Contrarily, in the novel “Fences”, Troy’s view of fatherhood conveyed to the reader is quite different from Atticus’s. Although it is different, we do have to consider what Troy has been through, especially with his own relationship with his father which will be explained further on. Firstly, from this following quote, we can understand that unlike Atticus’s view of fatherhood, fatherhood in Fences is portrayed as a responsibility, rather than an affectionate role, and Troy feels that his role as a father is to provide his son with discipline. Though, To Kill A Mockingbird also portrays the concept of fatherhood as a responsibility and duty but still incorporating affection. In this conversation between father and son, Cory reveals Troy’s deep rooted emotions towards his family; he does not love his family yet he believes that responsibility is the most important calling of a father.
When Amir first witnessed Hassan’s rape, he stood by idly, too cowardly to interfere (put quote here). He valued bringing the kite home to his father as a trophy more than saving his friend from immense psychological trauma. At this point in his life, Amir thinks that he is nothing like his brave and courageous father, who fought a bear. He imagines the story of his father fighting the bear many times, with it clearly leaving an impression on him.

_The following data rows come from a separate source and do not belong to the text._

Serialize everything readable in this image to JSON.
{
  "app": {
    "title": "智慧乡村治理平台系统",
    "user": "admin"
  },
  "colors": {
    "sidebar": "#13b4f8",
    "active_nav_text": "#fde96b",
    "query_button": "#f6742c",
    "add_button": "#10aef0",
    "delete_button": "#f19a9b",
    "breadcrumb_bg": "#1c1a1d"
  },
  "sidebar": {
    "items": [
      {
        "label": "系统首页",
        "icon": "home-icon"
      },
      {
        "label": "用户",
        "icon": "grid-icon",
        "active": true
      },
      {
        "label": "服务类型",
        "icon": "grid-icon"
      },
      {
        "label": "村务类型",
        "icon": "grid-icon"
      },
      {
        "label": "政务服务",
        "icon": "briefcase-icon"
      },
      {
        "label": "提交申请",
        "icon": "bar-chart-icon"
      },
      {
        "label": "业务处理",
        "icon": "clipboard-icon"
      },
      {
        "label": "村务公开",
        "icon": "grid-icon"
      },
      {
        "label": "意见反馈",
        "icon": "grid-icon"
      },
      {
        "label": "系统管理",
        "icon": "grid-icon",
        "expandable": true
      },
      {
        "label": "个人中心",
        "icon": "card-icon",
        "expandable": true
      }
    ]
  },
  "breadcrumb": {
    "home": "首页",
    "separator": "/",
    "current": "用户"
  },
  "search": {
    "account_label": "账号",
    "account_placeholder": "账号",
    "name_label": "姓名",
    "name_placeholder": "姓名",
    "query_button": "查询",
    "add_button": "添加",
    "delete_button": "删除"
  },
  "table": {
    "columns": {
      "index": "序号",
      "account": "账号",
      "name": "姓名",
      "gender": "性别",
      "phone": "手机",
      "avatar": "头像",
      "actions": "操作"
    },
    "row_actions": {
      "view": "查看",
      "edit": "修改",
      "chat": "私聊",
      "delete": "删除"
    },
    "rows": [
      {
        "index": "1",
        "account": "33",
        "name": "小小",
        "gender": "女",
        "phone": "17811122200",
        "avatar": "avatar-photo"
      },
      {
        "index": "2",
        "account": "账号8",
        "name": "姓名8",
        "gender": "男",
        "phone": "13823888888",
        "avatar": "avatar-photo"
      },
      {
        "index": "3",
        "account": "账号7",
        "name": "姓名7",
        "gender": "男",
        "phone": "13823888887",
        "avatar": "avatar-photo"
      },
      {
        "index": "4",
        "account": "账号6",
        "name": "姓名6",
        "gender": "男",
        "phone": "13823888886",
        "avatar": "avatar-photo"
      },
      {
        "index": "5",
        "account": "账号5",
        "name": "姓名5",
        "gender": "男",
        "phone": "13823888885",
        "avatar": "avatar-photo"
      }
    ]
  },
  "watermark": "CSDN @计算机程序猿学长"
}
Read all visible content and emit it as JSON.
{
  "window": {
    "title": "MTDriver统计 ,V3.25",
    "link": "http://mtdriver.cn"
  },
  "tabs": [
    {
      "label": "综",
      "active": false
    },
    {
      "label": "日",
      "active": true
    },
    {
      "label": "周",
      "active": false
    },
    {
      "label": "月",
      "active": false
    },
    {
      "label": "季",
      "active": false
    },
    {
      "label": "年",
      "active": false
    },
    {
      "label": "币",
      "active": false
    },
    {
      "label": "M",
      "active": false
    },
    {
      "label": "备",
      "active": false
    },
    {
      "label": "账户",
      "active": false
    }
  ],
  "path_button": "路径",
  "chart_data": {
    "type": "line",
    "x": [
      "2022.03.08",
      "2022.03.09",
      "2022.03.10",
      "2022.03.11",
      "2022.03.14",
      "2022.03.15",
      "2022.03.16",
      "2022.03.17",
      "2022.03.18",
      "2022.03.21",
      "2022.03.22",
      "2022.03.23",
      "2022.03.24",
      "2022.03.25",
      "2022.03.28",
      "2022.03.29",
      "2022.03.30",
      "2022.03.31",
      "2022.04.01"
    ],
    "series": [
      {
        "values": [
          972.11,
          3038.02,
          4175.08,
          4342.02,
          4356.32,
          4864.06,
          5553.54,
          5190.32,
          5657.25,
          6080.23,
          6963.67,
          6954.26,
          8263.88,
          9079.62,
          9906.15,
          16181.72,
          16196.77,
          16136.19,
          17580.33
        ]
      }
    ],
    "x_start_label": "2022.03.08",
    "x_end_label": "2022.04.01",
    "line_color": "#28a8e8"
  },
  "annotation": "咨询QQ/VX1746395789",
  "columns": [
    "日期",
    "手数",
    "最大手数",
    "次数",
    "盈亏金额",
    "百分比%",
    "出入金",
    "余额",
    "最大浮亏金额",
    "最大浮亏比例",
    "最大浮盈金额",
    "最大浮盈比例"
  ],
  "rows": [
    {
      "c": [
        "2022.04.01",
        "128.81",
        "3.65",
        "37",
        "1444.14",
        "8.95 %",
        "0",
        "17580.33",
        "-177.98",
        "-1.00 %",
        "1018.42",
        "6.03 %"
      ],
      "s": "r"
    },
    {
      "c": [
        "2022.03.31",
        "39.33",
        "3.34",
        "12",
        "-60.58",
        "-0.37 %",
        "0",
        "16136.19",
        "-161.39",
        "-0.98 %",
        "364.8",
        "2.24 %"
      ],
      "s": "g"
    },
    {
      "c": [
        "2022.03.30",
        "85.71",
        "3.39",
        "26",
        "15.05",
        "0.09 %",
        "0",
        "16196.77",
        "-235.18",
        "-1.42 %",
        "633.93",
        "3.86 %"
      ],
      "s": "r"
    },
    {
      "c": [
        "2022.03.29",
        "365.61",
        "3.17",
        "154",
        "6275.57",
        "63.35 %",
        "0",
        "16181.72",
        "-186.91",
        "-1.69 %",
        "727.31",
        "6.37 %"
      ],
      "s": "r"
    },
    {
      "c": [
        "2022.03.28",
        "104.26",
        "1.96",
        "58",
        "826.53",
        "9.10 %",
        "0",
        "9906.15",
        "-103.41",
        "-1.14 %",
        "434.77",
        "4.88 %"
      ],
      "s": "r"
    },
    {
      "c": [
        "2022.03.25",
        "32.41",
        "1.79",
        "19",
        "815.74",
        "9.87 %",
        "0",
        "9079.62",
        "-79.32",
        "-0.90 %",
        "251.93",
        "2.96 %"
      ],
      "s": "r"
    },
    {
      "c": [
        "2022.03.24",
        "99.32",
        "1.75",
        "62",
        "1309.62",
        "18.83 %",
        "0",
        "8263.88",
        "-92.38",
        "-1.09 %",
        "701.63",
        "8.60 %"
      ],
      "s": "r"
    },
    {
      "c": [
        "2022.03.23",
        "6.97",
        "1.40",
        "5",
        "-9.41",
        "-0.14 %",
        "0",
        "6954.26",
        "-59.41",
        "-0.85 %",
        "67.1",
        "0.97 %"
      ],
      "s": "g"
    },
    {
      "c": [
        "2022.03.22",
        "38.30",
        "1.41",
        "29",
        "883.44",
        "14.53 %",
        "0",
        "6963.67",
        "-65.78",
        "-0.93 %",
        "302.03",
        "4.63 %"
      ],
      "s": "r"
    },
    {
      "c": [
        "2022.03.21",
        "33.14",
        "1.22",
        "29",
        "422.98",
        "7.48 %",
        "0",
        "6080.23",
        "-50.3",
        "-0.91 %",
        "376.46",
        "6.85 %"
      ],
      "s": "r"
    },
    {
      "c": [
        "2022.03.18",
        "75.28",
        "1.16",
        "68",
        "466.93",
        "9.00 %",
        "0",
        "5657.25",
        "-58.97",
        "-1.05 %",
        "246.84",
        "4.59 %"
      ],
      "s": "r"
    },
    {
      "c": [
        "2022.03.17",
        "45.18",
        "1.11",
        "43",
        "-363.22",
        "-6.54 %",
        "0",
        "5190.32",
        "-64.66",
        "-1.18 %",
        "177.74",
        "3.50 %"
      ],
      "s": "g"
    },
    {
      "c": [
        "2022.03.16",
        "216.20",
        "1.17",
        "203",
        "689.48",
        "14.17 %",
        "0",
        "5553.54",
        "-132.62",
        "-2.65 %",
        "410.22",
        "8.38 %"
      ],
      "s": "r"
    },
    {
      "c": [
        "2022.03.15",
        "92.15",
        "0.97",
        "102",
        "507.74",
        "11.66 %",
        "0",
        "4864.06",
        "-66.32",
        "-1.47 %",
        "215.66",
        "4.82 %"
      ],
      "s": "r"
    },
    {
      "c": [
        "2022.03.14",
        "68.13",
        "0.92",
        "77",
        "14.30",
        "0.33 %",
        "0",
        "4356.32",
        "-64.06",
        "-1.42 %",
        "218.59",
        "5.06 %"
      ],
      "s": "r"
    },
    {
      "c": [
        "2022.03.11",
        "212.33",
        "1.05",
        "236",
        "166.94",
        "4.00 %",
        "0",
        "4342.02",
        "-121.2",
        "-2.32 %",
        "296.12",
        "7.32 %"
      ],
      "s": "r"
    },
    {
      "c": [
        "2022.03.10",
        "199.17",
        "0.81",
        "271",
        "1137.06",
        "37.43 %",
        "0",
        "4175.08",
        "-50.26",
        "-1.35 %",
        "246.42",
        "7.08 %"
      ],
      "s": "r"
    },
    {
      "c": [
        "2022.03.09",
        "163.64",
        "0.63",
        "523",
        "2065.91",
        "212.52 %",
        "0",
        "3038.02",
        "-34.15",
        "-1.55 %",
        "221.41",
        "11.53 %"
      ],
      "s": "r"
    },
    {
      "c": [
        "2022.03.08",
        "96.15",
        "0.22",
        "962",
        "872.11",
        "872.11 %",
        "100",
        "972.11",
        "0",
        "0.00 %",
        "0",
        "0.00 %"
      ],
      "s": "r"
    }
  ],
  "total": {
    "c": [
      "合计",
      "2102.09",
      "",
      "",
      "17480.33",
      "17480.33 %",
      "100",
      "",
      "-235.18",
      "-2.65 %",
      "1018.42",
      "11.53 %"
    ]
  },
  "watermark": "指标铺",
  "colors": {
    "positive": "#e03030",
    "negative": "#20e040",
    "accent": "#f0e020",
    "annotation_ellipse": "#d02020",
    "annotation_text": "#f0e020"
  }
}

Later in his life, when Amir is an adult, he has a dream about that very story.
Marlin recognizes that there is a difference between overprotective and being an excellent parent. He transformed from an easily frightened clown fish to a fish that is able to go out and do whatever it takes to protect his son Nemo. Marlin also learns that Nemo must learn some life lessons on his own. When the movie had just begun, Marlin did not trust his son and always made decisions for him. Now that he has a more open mind regarding the big decisions in his Nemo’s life they will now have a stronger and everlasting relationship.
In the end of the book when Scout offers to walk Boo home he is able to reflect on all the times he has been watching out for Scout and Jem. He knows in his heart that he only wanted the best for the two children and now that he has stepped out of his shadow he can really feel complete with his life choices towards the children. In relation to Boo finally emerging from his house; Boo saves the kids from Bob Ewell. When Scout and Jem were being attacked by Bob no one could’ve known what was happening or that they were in danger. Boo made it eminent to the kids that he had all along been watching out `for them when he runs out and saves their lives; returning Jem home safely as well as Scout in the process.
He waved his hands to him. If it was as usual, he would smile and wave back at him. But today, he didn’t smile and just looked at him. At that dinner, Peter told his father he saw Uncle Victor and he went out quickly. He didn’t came back until night.